_Problem to work on_
Return the data below in full. Keep each character unchanged.

_Input for this task_
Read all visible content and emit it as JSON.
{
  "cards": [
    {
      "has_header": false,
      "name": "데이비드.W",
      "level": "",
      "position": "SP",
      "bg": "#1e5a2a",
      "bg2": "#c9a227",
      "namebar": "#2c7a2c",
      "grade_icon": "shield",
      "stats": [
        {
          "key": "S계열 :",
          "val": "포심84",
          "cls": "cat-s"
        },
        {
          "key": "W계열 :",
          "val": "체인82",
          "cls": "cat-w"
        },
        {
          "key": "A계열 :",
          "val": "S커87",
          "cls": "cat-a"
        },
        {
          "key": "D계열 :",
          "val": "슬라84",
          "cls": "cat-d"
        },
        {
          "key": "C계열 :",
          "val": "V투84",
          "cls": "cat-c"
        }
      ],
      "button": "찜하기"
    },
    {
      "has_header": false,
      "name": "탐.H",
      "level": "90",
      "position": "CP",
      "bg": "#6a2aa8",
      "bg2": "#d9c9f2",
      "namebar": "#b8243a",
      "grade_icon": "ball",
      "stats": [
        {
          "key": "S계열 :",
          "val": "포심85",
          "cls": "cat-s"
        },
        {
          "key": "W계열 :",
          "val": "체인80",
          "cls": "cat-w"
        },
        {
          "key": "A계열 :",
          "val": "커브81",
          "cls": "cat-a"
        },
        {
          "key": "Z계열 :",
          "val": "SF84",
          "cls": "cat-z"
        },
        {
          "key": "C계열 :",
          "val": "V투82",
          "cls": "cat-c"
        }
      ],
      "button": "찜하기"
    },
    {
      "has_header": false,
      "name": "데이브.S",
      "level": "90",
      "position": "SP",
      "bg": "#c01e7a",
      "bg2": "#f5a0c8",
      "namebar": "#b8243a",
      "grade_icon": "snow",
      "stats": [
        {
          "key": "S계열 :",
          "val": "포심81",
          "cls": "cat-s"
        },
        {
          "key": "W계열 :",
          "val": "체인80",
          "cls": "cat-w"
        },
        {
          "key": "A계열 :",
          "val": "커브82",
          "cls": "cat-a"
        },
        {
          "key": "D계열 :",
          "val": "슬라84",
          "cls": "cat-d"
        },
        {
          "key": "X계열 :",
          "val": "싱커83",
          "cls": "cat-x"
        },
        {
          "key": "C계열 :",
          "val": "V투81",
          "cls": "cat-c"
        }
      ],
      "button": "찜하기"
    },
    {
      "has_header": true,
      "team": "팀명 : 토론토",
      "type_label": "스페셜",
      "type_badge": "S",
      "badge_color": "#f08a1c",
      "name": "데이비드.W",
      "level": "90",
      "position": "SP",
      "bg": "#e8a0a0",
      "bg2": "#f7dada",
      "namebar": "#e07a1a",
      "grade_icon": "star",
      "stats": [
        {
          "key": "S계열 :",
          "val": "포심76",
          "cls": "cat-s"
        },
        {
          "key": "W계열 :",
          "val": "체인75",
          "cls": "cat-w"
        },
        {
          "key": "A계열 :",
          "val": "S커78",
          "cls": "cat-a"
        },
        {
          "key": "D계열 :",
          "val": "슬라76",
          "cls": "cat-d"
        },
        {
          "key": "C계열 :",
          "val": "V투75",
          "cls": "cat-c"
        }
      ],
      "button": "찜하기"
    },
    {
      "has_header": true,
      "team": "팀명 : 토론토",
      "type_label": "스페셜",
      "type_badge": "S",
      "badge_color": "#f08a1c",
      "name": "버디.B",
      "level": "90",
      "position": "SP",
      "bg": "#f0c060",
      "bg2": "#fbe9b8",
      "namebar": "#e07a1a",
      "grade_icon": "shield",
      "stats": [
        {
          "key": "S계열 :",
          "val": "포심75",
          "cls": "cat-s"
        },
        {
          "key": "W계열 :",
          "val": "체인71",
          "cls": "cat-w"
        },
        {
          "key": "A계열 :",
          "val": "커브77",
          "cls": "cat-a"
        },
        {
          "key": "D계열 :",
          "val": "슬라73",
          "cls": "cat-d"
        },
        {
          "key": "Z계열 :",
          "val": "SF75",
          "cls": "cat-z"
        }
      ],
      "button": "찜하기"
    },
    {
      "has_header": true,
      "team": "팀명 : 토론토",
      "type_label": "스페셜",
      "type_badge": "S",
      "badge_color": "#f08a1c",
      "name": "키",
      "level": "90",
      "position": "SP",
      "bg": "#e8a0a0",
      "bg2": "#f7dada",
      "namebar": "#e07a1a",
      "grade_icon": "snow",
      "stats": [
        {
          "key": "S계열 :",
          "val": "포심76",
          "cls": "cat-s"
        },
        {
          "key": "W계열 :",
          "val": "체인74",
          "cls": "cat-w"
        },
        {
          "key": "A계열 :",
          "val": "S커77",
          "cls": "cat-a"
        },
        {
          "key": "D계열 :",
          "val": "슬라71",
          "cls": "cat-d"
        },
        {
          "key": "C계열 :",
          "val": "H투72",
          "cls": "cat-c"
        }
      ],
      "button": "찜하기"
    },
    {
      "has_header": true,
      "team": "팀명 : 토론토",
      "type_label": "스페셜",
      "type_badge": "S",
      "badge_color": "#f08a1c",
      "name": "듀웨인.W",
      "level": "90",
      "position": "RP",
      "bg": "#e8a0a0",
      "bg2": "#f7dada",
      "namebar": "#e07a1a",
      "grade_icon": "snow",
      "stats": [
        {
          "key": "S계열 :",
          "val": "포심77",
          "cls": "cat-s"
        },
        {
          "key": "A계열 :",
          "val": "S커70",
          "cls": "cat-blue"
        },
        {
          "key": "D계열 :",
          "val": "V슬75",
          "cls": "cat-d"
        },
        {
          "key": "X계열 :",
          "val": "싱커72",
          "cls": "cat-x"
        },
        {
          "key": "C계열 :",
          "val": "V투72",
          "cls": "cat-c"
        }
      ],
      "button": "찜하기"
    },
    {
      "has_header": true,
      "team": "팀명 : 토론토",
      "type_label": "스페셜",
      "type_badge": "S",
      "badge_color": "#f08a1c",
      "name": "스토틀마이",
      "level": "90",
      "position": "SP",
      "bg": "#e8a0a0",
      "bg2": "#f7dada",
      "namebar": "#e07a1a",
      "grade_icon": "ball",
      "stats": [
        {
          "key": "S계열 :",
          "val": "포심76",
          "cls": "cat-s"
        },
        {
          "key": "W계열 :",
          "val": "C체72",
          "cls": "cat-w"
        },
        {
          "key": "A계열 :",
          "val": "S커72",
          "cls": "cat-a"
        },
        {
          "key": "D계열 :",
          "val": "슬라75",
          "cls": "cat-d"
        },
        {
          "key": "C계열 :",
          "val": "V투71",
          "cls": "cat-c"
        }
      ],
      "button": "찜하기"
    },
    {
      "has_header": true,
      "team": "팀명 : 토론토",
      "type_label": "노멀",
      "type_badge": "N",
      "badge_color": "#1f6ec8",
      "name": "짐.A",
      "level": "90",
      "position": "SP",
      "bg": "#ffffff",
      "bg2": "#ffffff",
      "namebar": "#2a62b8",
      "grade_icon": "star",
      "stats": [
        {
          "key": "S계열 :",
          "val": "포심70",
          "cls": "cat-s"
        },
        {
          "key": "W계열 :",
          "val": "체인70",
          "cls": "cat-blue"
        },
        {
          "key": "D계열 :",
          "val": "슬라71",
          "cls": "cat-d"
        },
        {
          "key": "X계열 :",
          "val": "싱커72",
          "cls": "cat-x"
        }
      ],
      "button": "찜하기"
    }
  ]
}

_Response to the task_
Read all visible content and emit it as JSON.
{
  "cards": [
    {
      "has_header": false,
      "name": "데이비드.W",
      "level": "",
      "position": "SP",
      "bg": "#1e5a2a",
      "bg2": "#c9a227",
      "namebar": "#2c7a2c",
      "grade_icon": "shield",
      "stats": [
        {
          "key": "S계열 :",
          "val": "포심84",
          "cls": "cat-s"
        },
        {
          "key": "W계열 :",
          "val": "체인82",
          "cls": "cat-w"
        },
        {
          "key": "A계열 :",
          "val": "S커87",
          "cls": "cat-a"
        },
        {
          "key": "D계열 :",
          "val": "슬라84",
          "cls": "cat-d"
        },
        {
          "key": "C계열 :",
          "val": "V투84",
          "cls": "cat-c"
        }
      ],
      "button": "찜하기"
    },
    {
      "has_header": false,
      "name": "탐.H",
      "level": "90",
      "position": "CP",
      "bg": "#6a2aa8",
      "bg2": "#d9c9f2",
      "namebar": "#b8243a",
      "grade_icon": "ball",
      "stats": [
        {
          "key": "S계열 :",
          "val": "포심85",
          "cls": "cat-s"
        },
        {
          "key": "W계열 :",
          "val": "체인80",
          "cls": "cat-w"
        },
        {
          "key": "A계열 :",
          "val": "커브81",
          "cls": "cat-a"
        },
        {
          "key": "Z계열 :",
          "val": "SF84",
          "cls": "cat-z"
        },
        {
          "key": "C계열 :",
          "val": "V투82",
          "cls": "cat-c"
        }
      ],
      "button": "찜하기"
    },
    {
      "has_header": false,
      "name": "데이브.S",
      "level": "90",
      "position": "SP",
      "bg": "#c01e7a",
      "bg2": "#f5a0c8",
      "namebar": "#b8243a",
      "grade_icon": "snow",
      "stats": [
        {
          "key": "S계열 :",
          "val": "포심81",
          "cls": "cat-s"
        },
        {
          "key": "W계열 :",
          "val": "체인80",
          "cls": "cat-w"
        },
        {
          "key": "A계열 :",
          "val": "커브82",
          "cls": "cat-a"
        },
        {
          "key": "D계열 :",
          "val": "슬라84",
          "cls": "cat-d"
        },
        {
          "key": "X계열 :",
          "val": "싱커83",
          "cls": "cat-x"
        },
        {
          "key": "C계열 :",
          "val": "V투81",
          "cls": "cat-c"
        }
      ],
      "button": "찜하기"
    },
    {
      "has_header": true,
      "team": "팀명 : 토론토",
      "type_label": "스페셜",
      "type_badge": "S",
      "badge_color": "#f08a1c",
      "name": "데이비드.W",
      "level": "90",
      "position": "SP",
      "bg": "#e8a0a0",
      "bg2": "#f7dada",
      "namebar": "#e07a1a",
      "grade_icon": "star",
      "stats": [
        {
          "key": "S계열 :",
          "val": "포심76",
          "cls": "cat-s"
        },
        {
          "key": "W계열 :",
          "val": "체인75",
          "cls": "cat-w"
        },
        {
          "key": "A계열 :",
          "val": "S커78",
          "cls": "cat-a"
        },
        {
          "key": "D계열 :",
          "val": "슬라76",
          "cls": "cat-d"
        },
        {
          "key": "C계열 :",
          "val": "V투75",
          "cls": "cat-c"
        }
      ],
      "button": "찜하기"
    },
    {
      "has_header": true,
      "team": "팀명 : 토론토",
      "type_label": "스페셜",
      "type_badge": "S",
      "badge_color": "#f08a1c",
      "name": "버디.B",
      "level": "90",
      "position": "SP",
      "bg": "#f0c060",
      "bg2": "#fbe9b8",
      "namebar": "#e07a1a",
      "grade_icon": "shield",
      "stats": [
        {
          "key": "S계열 :",
          "val": "포심75",
          "cls": "cat-s"
        },
        {
          "key": "W계열 :",
          "val": "체인71",
          "cls": "cat-w"
        },
        {
          "key": "A계열 :",
          "val": "커브77",
          "cls": "cat-a"
        },
        {
          "key": "D계열 :",
          "val": "슬라73",
          "cls": "cat-d"
        },
        {
          "key": "Z계열 :",
          "val": "SF75",
          "cls": "cat-z"
        }
      ],
      "button": "찜하기"
    },
    {
      "has_header": true,
      "team": "팀명 : 토론토",
      "type_label": "스페셜",
      "type_badge": "S",
      "badge_color": "#f08a1c",
      "name": "키",
      "level": "90",
      "position": "SP",
      "bg": "#e8a0a0",
      "bg2": "#f7dada",
      "namebar": "#e07a1a",
      "grade_icon": "snow",
      "stats": [
        {
          "key": "S계열 :",
          "val": "포심76",
          "cls": "cat-s"
        },
        {
          "key": "W계열 :",
          "val": "체인74",
          "cls": "cat-w"
        },
        {
          "key": "A계열 :",
          "val": "S커77",
          "cls": "cat-a"
        },
        {
          "key": "D계열 :",
          "val": "슬라71",
          "cls": "cat-d"
        },
        {
          "key": "C계열 :",
          "val": "H투72",
          "cls": "cat-c"
        }
      ],
      "button": "찜하기"
    },
    {
      "has_header": true,
      "team": "팀명 : 토론토",
      "type_label": "스페셜",
      "type_badge": "S",
      "badge_color": "#f08a1c",
      "name": "듀웨인.W",
      "level": "90",
      "position": "RP",
      "bg": "#e8a0a0",
      "bg2": "#f7dada",
      "namebar": "#e07a1a",
      "grade_icon": "snow",
      "stats": [
        {
          "key": "S계열 :",
          "val": "포심77",
          "cls": "cat-s"
        },
        {
          "key": "A계열 :",
          "val": "S커70",
          "cls": "cat-blue"
        },
        {
          "key": "D계열 :",
          "val": "V슬75",
          "cls": "cat-d"
        },
        {
          "key": "X계열 :",
          "val": "싱커72",
          "cls": "cat-x"
        },
        {
          "key": "C계열 :",
          "val": "V투72",
          "cls": "cat-c"
        }
      ],
      "button": "찜하기"
    },
    {
      "has_header": true,
      "team": "팀명 : 토론토",
      "type_label": "스페셜",
      "type_badge": "S",
      "badge_color": "#f08a1c",
      "name": "스토틀마이",
      "level": "90",
      "position": "SP",
      "bg": "#e8a0a0",
      "bg2": "#f7dada",
      "namebar": "#e07a1a",
      "grade_icon": "ball",
      "stats": [
        {
          "key": "S계열 :",
          "val": "포심76",
          "cls": "cat-s"
        },
        {
          "key": "W계열 :",
          "val": "C체72",
          "cls": "cat-w"
        },
        {
          "key": "A계열 :",
          "val": "S커72",
          "cls": "cat-a"
        },
        {
          "key": "D계열 :",
          "val": "슬라75",
          "cls": "cat-d"
        },
        {
          "key": "C계열 :",
          "val": "V투71",
          "cls": "cat-c"
        }
      ],
      "button": "찜하기"
    },
    {
      "has_header": true,
      "team": "팀명 : 토론토",
      "type_label": "노멀",
      "type_badge": "N",
      "badge_color": "#1f6ec8",
      "name": "짐.A",
      "level": "90",
      "position": "SP",
      "bg": "#ffffff",
      "bg2": "#ffffff",
      "namebar": "#2a62b8",
      "grade_icon": "star",
      "stats": [
        {
          "key": "S계열 :",
          "val": "포심70",
          "cls": "cat-s"
        },
        {
          "key": "W계열 :",
          "val": "체인70",
          "cls": "cat-blue"
        },
        {
          "key": "D계열 :",
          "val": "슬라71",
          "cls": "cat-d"
        },
        {
          "key": "X계열 :",
          "val": "싱커72",
          "cls": "cat-x"
        }
      ],
      "button": "찜하기"
    }
  ]
}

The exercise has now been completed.